### WHAT YOU NEED TO DO:
Return all lines from the listing below that include the word "branch".

### PROVIDED MATERIAL:
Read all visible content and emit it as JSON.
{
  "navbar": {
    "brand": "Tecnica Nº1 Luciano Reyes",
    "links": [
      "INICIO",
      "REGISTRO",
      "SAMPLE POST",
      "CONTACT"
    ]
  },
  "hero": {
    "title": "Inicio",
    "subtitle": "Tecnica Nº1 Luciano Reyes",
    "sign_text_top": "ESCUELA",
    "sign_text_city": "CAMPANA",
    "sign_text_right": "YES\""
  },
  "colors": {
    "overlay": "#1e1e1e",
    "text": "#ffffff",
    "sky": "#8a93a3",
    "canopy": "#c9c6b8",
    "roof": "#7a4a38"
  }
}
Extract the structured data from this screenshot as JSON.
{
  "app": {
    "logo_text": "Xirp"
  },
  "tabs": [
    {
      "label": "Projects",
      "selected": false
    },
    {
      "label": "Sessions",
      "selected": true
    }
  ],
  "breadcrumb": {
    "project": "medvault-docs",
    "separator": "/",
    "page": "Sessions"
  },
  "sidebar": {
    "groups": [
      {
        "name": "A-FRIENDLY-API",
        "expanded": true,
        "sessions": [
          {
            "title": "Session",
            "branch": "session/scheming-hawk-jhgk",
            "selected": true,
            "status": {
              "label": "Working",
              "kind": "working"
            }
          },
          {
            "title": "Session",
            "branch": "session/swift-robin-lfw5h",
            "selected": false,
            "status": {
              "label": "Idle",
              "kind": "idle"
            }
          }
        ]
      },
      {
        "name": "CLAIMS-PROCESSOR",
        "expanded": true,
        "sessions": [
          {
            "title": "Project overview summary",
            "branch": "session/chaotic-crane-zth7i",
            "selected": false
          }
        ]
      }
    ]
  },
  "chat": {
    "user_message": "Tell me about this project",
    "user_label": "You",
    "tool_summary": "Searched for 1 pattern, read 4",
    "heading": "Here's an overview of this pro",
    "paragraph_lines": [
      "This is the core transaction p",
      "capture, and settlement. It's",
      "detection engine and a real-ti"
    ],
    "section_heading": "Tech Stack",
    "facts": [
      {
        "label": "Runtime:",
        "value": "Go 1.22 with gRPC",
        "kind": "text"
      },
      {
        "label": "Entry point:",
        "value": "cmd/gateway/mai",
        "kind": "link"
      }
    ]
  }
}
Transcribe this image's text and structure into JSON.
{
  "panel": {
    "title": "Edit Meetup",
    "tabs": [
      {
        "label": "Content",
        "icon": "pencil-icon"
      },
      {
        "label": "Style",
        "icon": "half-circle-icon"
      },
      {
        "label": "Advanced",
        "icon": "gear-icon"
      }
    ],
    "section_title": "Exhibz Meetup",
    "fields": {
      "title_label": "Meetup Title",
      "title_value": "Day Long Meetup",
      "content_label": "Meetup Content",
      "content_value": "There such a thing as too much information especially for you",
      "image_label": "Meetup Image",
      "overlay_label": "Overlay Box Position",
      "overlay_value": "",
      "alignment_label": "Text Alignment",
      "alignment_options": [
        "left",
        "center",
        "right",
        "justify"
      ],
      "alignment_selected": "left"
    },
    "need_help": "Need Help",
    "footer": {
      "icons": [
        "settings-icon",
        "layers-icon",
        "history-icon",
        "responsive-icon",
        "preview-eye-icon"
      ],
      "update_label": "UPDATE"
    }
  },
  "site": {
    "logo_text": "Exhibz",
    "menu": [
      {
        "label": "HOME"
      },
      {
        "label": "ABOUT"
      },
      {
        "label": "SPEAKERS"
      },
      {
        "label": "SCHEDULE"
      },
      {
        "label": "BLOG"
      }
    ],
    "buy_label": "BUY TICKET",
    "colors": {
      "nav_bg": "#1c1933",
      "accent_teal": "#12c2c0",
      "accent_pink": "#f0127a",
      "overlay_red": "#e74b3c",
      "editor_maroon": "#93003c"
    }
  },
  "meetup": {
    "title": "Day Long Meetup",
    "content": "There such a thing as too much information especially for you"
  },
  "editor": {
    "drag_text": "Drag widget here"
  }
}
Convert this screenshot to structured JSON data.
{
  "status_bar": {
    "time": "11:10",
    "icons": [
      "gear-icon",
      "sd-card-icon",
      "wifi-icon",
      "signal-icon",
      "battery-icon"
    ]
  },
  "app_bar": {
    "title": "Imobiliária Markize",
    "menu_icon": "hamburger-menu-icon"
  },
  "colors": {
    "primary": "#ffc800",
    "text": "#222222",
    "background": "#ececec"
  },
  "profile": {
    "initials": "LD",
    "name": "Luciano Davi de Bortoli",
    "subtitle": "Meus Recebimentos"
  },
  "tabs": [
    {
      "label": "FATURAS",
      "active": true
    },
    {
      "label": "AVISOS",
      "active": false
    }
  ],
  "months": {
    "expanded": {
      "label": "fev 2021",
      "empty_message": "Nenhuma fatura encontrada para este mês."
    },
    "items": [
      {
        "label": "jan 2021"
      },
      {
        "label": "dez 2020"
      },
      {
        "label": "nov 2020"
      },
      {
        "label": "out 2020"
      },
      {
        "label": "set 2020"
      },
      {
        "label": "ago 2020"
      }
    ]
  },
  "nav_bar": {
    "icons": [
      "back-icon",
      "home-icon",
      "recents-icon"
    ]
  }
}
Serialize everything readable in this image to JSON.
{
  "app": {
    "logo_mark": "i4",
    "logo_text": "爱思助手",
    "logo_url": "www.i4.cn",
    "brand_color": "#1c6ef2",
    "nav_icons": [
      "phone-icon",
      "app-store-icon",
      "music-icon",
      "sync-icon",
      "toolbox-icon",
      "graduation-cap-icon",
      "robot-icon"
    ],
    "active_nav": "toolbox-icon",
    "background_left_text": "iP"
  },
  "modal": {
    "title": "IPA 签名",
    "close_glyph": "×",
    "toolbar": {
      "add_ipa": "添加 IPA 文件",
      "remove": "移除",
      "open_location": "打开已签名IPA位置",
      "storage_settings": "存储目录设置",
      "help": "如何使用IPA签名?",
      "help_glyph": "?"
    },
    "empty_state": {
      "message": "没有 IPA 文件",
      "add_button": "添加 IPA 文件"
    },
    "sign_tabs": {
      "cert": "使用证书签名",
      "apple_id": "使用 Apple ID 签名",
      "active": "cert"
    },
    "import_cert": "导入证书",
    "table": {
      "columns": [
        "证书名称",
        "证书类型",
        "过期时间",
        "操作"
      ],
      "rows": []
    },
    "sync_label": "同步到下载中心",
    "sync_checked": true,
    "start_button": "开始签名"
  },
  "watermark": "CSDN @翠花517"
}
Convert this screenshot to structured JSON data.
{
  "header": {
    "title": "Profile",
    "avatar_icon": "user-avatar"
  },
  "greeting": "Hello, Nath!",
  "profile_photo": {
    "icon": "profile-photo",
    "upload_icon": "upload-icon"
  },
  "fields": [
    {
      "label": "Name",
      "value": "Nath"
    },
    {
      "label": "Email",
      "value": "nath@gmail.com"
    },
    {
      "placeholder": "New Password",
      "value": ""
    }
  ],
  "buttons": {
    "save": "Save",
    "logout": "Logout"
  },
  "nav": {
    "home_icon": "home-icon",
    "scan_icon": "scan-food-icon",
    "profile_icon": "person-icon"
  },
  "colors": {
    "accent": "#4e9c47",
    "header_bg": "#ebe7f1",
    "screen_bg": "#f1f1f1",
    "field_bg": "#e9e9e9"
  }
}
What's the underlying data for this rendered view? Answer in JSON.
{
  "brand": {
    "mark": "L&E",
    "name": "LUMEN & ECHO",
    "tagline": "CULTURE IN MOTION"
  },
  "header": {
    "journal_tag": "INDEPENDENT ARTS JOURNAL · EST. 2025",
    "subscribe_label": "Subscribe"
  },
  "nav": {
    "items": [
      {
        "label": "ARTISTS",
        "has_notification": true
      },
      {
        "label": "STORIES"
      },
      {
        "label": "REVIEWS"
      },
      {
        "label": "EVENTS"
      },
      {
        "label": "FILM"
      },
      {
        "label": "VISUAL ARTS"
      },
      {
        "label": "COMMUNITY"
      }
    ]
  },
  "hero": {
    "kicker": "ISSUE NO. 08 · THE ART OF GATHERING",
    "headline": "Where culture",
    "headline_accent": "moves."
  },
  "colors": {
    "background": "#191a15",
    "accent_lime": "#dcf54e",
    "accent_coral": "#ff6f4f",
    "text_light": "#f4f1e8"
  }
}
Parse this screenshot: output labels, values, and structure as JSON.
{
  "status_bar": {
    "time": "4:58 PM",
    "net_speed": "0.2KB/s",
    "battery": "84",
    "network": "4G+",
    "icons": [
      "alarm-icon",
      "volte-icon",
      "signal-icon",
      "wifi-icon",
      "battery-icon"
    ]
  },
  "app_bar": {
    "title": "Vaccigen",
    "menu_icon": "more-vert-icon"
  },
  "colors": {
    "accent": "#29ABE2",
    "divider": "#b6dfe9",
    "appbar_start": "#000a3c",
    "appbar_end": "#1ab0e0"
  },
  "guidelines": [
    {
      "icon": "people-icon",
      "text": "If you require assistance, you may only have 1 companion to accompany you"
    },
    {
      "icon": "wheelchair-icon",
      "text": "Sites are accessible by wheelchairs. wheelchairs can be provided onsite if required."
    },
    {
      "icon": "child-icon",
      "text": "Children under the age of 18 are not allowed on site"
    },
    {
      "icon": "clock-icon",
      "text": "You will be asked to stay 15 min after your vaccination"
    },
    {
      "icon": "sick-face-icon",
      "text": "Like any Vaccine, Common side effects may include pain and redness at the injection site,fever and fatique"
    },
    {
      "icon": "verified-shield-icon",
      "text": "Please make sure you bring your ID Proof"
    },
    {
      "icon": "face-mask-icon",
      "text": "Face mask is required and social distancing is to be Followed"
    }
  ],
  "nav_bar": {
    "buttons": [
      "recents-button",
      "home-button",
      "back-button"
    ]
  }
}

### EXERCISE ANSWER:
            "branch": "session/scheming-hawk-jhgk",
            "branch": "session/swift-robin-lfw5h",
            "branch": "session/chaotic-crane-zth7i",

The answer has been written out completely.